§ Task statement: Would you print each of the entries below precisely as given?

§ Material for the task:
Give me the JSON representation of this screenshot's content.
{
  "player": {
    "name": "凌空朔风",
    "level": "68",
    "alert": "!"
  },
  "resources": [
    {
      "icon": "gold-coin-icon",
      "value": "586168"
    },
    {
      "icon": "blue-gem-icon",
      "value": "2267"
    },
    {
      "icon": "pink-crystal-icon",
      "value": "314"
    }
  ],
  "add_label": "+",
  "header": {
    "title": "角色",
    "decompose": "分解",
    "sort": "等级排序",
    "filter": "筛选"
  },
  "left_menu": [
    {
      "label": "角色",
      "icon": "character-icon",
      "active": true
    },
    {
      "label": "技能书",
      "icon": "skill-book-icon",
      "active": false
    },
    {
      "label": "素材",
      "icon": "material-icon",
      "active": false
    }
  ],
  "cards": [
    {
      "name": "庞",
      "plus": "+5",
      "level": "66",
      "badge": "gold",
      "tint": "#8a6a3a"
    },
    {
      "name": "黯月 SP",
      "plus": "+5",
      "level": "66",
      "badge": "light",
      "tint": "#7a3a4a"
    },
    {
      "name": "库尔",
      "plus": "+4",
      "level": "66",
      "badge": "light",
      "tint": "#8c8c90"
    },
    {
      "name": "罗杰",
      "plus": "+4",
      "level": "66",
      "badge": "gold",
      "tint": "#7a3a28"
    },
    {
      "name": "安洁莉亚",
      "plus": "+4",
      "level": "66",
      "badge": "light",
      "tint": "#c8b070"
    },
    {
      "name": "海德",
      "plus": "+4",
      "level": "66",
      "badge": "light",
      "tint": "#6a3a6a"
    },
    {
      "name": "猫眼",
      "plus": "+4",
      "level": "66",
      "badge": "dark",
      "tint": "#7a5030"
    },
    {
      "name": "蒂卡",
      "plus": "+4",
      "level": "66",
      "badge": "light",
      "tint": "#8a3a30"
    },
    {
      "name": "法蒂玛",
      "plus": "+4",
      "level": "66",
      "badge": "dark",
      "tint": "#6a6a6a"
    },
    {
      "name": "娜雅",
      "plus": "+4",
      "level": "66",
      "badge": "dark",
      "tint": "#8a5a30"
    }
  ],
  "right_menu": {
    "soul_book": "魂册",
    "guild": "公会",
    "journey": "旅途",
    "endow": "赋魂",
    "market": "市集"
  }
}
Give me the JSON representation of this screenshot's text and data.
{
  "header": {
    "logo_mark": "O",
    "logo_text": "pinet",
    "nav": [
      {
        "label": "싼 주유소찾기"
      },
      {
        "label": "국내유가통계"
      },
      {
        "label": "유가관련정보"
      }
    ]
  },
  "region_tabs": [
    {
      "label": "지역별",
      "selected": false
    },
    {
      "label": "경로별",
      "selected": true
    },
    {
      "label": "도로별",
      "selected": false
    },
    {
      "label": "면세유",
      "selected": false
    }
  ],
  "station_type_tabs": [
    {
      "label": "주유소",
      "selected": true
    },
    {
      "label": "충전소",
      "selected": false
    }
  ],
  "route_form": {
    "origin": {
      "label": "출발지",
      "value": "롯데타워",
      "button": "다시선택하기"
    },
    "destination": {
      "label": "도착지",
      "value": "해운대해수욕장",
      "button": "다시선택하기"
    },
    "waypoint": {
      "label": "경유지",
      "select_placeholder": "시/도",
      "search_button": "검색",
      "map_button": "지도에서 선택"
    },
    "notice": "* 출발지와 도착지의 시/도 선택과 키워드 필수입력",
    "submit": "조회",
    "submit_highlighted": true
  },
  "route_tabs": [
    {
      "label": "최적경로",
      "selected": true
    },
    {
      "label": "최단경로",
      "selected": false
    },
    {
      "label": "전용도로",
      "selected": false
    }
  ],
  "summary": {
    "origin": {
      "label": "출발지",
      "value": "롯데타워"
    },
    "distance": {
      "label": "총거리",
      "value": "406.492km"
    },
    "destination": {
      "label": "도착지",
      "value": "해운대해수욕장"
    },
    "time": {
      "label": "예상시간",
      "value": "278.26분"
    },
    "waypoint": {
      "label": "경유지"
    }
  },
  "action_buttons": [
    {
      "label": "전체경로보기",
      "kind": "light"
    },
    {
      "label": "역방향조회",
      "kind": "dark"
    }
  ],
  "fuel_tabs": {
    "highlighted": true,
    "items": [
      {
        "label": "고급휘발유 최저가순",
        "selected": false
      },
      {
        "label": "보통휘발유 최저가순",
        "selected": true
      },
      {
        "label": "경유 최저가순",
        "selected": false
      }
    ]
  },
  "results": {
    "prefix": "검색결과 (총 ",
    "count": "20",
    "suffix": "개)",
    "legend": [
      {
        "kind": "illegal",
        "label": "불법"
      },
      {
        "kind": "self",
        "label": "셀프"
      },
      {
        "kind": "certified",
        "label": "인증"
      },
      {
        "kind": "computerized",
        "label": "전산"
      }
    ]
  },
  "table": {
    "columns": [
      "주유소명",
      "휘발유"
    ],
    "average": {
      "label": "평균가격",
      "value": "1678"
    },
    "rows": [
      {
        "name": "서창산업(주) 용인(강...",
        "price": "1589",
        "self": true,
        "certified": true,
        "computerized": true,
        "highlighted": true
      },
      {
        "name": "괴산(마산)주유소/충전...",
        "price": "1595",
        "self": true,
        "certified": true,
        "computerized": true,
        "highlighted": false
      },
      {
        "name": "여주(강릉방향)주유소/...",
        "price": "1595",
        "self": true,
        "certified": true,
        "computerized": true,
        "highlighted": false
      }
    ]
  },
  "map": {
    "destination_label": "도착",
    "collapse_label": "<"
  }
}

§ Worked solution:
Give me the JSON representation of this screenshot's content.
{
  "player": {
    "name": "凌空朔风",
    "level": "68",
    "alert": "!"
  },
  "resources": [
    {
      "icon": "gold-coin-icon",
      "value": "586168"
    },
    {
      "icon": "blue-gem-icon",
      "value": "2267"
    },
    {
      "icon": "pink-crystal-icon",
      "value": "314"
    }
  ],
  "add_label": "+",
  "header": {
    "title": "角色",
    "decompose": "分解",
    "sort": "等级排序",
    "filter": "筛选"
  },
  "left_menu": [
    {
      "label": "角色",
      "icon": "character-icon",
      "active": true
    },
    {
      "label": "技能书",
      "icon": "skill-book-icon",
      "active": false
    },
    {
      "label": "素材",
      "icon": "material-icon",
      "active": false
    }
  ],
  "cards": [
    {
      "name": "庞",
      "plus": "+5",
      "level": "66",
      "badge": "gold",
      "tint": "#8a6a3a"
    },
    {
      "name": "黯月 SP",
      "plus": "+5",
      "level": "66",
      "badge": "light",
      "tint": "#7a3a4a"
    },
    {
      "name": "库尔",
      "plus": "+4",
      "level": "66",
      "badge": "light",
      "tint": "#8c8c90"
    },
    {
      "name": "罗杰",
      "plus": "+4",
      "level": "66",
      "badge": "gold",
      "tint": "#7a3a28"
    },
    {
      "name": "安洁莉亚",
      "plus": "+4",
      "level": "66",
      "badge": "light",
      "tint": "#c8b070"
    },
    {
      "name": "海德",
      "plus": "+4",
      "level": "66",
      "badge": "light",
      "tint": "#6a3a6a"
    },
    {
      "name": "猫眼",
      "plus": "+4",
      "level": "66",
      "badge": "dark",
      "tint": "#7a5030"
    },
    {
      "name": "蒂卡",
      "plus": "+4",
      "level": "66",
      "badge": "light",
      "tint": "#8a3a30"
    },
    {
      "name": "法蒂玛",
      "plus": "+4",
      "level": "66",
      "badge": "dark",
      "tint": "#6a6a6a"
    },
    {
      "name": "娜雅",
      "plus": "+4",
      "level": "66",
      "badge": "dark",
      "tint": "#8a5a30"
    }
  ],
  "right_menu": {
    "soul_book": "魂册",
    "guild": "公会",
    "journey": "旅途",
    "endow": "赋魂",
    "market": "市集"
  }
}
Give me the JSON representation of this screenshot's text and data.
{
  "header": {
    "logo_mark": "O",
    "logo_text": "pinet",
    "nav": [
      {
        "label": "싼 주유소찾기"
      },
      {
        "label": "국내유가통계"
      },
      {
        "label": "유가관련정보"
      }
    ]
  },
  "region_tabs": [
    {
      "label": "지역별",
      "selected": false
    },
    {
      "label": "경로별",
      "selected": true
    },
    {
      "label": "도로별",
      "selected": false
    },
    {
      "label": "면세유",
      "selected": false
    }
  ],
  "station_type_tabs": [
    {
      "label": "주유소",
      "selected": true
    },
    {
      "label": "충전소",
      "selected": false
    }
  ],
  "route_form": {
    "origin": {
      "label": "출발지",
      "value": "롯데타워",
      "button": "다시선택하기"
    },
    "destination": {
      "label": "도착지",
      "value": "해운대해수욕장",
      "button": "다시선택하기"
    },
    "waypoint": {
      "label": "경유지",
      "select_placeholder": "시/도",
      "search_button": "검색",
      "map_button": "지도에서 선택"
    },
    "notice": "* 출발지와 도착지의 시/도 선택과 키워드 필수입력",
    "submit": "조회",
    "submit_highlighted": true
  },
  "route_tabs": [
    {
      "label": "최적경로",
      "selected": true
    },
    {
      "label": "최단경로",
      "selected": false
    },
    {
      "label": "전용도로",
      "selected": false
    }
  ],
  "summary": {
    "origin": {
      "label": "출발지",
      "value": "롯데타워"
    },
    "distance": {
      "label": "총거리",
      "value": "406.492km"
    },
    "destination": {
      "label": "도착지",
      "value": "해운대해수욕장"
    },
    "time": {
      "label": "예상시간",
      "value": "278.26분"
    },
    "waypoint": {
      "label": "경유지"
    }
  },
  "action_buttons": [
    {
      "label": "전체경로보기",
      "kind": "light"
    },
    {
      "label": "역방향조회",
      "kind": "dark"
    }
  ],
  "fuel_tabs": {
    "highlighted": true,
    "items": [
      {
        "label": "고급휘발유 최저가순",
        "selected": false
      },
      {
        "label": "보통휘발유 최저가순",
        "selected": true
      },
      {
        "label": "경유 최저가순",
        "selected": false
      }
    ]
  },
  "results": {
    "prefix": "검색결과 (총 ",
    "count": "20",
    "suffix": "개)",
    "legend": [
      {
        "kind": "illegal",
        "label": "불법"
      },
      {
        "kind": "self",
        "label": "셀프"
      },
      {
        "kind": "certified",
        "label": "인증"
      },
      {
        "kind": "computerized",
        "label": "전산"
      }
    ]
  },
  "table": {
    "columns": [
      "주유소명",
      "휘발유"
    ],
    "average": {
      "label": "평균가격",
      "value": "1678"
    },
    "rows": [
      {
        "name": "서창산업(주) 용인(강...",
        "price": "1589",
        "self": true,
        "certified": true,
        "computerized": true,
        "highlighted": true
      },
      {
        "name": "괴산(마산)주유소/충전...",
        "price": "1595",
        "self": true,
        "certified": true,
        "computerized": true,
        "highlighted": false
      },
      {
        "name": "여주(강릉방향)주유소/...",
        "price": "1595",
        "self": true,
        "certified": true,
        "computerized": true,
        "highlighted": false
      }
    ]
  },
  "map": {
    "destination_label": "도착",
    "collapse_label": "<"
  }
}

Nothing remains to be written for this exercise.